### Data listing
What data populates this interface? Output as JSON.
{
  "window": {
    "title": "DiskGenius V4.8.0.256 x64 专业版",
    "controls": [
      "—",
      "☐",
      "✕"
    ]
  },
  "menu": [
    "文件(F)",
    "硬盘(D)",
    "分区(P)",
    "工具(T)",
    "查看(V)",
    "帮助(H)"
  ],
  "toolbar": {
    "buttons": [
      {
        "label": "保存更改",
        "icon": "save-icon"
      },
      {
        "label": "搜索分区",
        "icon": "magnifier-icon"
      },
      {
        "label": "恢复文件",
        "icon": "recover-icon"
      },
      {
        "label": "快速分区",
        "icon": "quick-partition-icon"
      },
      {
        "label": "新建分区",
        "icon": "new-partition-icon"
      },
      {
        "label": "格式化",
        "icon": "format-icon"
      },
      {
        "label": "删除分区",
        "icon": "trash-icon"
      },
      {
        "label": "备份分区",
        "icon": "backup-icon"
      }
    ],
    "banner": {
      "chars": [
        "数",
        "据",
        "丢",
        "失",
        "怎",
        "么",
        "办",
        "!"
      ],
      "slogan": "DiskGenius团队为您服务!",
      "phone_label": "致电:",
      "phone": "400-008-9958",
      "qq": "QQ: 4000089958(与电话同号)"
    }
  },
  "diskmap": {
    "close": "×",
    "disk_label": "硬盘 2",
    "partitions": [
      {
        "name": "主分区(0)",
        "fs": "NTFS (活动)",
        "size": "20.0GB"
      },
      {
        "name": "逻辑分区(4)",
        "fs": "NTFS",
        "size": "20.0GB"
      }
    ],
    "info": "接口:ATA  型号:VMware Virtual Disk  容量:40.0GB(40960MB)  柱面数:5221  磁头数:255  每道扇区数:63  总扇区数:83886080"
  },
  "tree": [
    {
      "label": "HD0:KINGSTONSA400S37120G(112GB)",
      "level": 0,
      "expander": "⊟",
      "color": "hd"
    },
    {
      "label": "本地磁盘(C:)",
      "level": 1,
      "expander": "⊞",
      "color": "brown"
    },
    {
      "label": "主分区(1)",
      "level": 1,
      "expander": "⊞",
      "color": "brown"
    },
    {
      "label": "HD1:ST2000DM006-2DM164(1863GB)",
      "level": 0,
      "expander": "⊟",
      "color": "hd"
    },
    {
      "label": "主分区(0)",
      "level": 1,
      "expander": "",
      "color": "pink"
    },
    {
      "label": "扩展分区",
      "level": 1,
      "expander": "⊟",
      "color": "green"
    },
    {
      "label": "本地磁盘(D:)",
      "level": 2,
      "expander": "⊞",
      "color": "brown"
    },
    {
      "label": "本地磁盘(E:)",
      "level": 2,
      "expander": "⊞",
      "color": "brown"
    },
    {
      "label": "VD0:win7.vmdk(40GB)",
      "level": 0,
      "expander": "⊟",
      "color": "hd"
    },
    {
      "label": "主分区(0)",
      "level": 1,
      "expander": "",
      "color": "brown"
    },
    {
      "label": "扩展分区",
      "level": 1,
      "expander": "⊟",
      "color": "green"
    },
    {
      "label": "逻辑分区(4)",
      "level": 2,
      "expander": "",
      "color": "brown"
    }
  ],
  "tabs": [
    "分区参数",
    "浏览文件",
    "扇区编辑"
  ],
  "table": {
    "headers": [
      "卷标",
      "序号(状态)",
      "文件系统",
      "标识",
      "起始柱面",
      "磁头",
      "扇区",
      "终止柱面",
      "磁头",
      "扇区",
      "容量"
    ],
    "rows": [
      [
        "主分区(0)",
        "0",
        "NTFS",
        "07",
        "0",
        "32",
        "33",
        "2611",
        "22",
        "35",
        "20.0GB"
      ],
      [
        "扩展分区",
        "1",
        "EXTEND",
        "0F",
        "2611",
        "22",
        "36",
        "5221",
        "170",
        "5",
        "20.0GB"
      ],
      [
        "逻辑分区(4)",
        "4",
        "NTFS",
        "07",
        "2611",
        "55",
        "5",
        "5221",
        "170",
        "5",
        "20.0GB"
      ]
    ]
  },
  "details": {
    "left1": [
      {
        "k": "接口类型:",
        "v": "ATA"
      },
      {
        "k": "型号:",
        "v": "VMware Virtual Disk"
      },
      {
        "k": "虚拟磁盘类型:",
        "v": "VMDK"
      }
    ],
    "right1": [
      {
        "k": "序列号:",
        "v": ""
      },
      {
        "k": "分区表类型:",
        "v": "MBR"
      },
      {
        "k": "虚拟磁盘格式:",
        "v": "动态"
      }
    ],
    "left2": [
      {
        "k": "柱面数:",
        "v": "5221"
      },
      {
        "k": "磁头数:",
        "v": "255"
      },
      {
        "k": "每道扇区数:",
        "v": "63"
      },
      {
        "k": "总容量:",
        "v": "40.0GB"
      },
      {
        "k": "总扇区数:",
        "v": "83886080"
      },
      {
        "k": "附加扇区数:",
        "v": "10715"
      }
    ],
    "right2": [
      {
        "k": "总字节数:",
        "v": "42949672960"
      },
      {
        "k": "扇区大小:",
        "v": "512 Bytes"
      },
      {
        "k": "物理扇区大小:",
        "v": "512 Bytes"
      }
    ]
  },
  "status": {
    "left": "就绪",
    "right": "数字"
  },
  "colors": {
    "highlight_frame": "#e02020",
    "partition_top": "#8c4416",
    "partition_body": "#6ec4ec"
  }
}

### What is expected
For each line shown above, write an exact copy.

### Finished exercise
What data populates this interface? Output as JSON.
{
  "window": {
    "title": "DiskGenius V4.8.0.256 x64 专业版",
    "controls": [
      "—",
      "☐",
      "✕"
    ]
  },
  "menu": [
    "文件(F)",
    "硬盘(D)",
    "分区(P)",
    "工具(T)",
    "查看(V)",
    "帮助(H)"
  ],
  "toolbar": {
    "buttons": [
      {
        "label": "保存更改",
        "icon": "save-icon"
      },
      {
        "label": "搜索分区",
        "icon": "magnifier-icon"
      },
      {
        "label": "恢复文件",
        "icon": "recover-icon"
      },
      {
        "label": "快速分区",
        "icon": "quick-partition-icon"
      },
      {
        "label": "新建分区",
        "icon": "new-partition-icon"
      },
      {
        "label": "格式化",
        "icon": "format-icon"
      },
      {
        "label": "删除分区",
        "icon": "trash-icon"
      },
      {
        "label": "备份分区",
        "icon": "backup-icon"
      }
    ],
    "banner": {
      "chars": [
        "数",
        "据",
        "丢",
        "失",
        "怎",
        "么",
        "办",
        "!"
      ],
      "slogan": "DiskGenius团队为您服务!",
      "phone_label": "致电:",
      "phone": "400-008-9958",
      "qq": "QQ: 4000089958(与电话同号)"
    }
  },
  "diskmap": {
    "close": "×",
    "disk_label": "硬盘 2",
    "partitions": [
      {
        "name": "主分区(0)",
        "fs": "NTFS (活动)",
        "size": "20.0GB"
      },
      {
        "name": "逻辑分区(4)",
        "fs": "NTFS",
        "size": "20.0GB"
      }
    ],
    "info": "接口:ATA  型号:VMware Virtual Disk  容量:40.0GB(40960MB)  柱面数:5221  磁头数:255  每道扇区数:63  总扇区数:83886080"
  },
  "tree": [
    {
      "label": "HD0:KINGSTONSA400S37120G(112GB)",
      "level": 0,
      "expander": "⊟",
      "color": "hd"
    },
    {
      "label": "本地磁盘(C:)",
      "level": 1,
      "expander": "⊞",
      "color": "brown"
    },
    {
      "label": "主分区(1)",
      "level": 1,
      "expander": "⊞",
      "color": "brown"
    },
    {
      "label": "HD1:ST2000DM006-2DM164(1863GB)",
      "level": 0,
      "expander": "⊟",
      "color": "hd"
    },
    {
      "label": "主分区(0)",
      "level": 1,
      "expander": "",
      "color": "pink"
    },
    {
      "label": "扩展分区",
      "level": 1,
      "expander": "⊟",
      "color": "green"
    },
    {
      "label": "本地磁盘(D:)",
      "level": 2,
      "expander": "⊞",
      "color": "brown"
    },
    {
      "label": "本地磁盘(E:)",
      "level": 2,
      "expander": "⊞",
      "color": "brown"
    },
    {
      "label": "VD0:win7.vmdk(40GB)",
      "level": 0,
      "expander": "⊟",
      "color": "hd"
    },
    {
      "label": "主分区(0)",
      "level": 1,
      "expander": "",
      "color": "brown"
    },
    {
      "label": "扩展分区",
      "level": 1,
      "expander": "⊟",
      "color": "green"
    },
    {
      "label": "逻辑分区(4)",
      "level": 2,
      "expander": "",
      "color": "brown"
    }
  ],
  "tabs": [
    "分区参数",
    "浏览文件",
    "扇区编辑"
  ],
  "table": {
    "headers": [
      "卷标",
      "序号(状态)",
      "文件系统",
      "标识",
      "起始柱面",
      "磁头",
      "扇区",
      "终止柱面",
      "磁头",
      "扇区",
      "容量"
    ],
    "rows": [
      [
        "主分区(0)",
        "0",
        "NTFS",
        "07",
        "0",
        "32",
        "33",
        "2611",
        "22",
        "35",
        "20.0GB"
      ],
      [
        "扩展分区",
        "1",
        "EXTEND",
        "0F",
        "2611",
        "22",
        "36",
        "5221",
        "170",
        "5",
        "20.0GB"
      ],
      [
        "逻辑分区(4)",
        "4",
        "NTFS",
        "07",
        "2611",
        "55",
        "5",
        "5221",
        "170",
        "5",
        "20.0GB"
      ]
    ]
  },
  "details": {
    "left1": [
      {
        "k": "接口类型:",
        "v": "ATA"
      },
      {
        "k": "型号:",
        "v": "VMware Virtual Disk"
      },
      {
        "k": "虚拟磁盘类型:",
        "v": "VMDK"
      }
    ],
    "right1": [
      {
        "k": "序列号:",
        "v": ""
      },
      {
        "k": "分区表类型:",
        "v": "MBR"
      },
      {
        "k": "虚拟磁盘格式:",
        "v": "动态"
      }
    ],
    "left2": [
      {
        "k": "柱面数:",
        "v": "5221"
      },
      {
        "k": "磁头数:",
        "v": "255"
      },
      {
        "k": "每道扇区数:",
        "v": "63"
      },
      {
        "k": "总容量:",
        "v": "40.0GB"
      },
      {
        "k": "总扇区数:",
        "v": "83886080"
      },
      {
        "k": "附加扇区数:",
        "v": "10715"
      }
    ],
    "right2": [
      {
        "k": "总字节数:",
        "v": "42949672960"
      },
      {
        "k": "扇区大小:",
        "v": "512 Bytes"
      },
      {
        "k": "物理扇区大小:",
        "v": "512 Bytes"
      }
    ]
  },
  "status": {
    "left": "就绪",
    "right": "数字"
  },
  "colors": {
    "highlight_frame": "#e02020",
    "partition_top": "#8c4416",
    "partition_body": "#6ec4ec"
  }
}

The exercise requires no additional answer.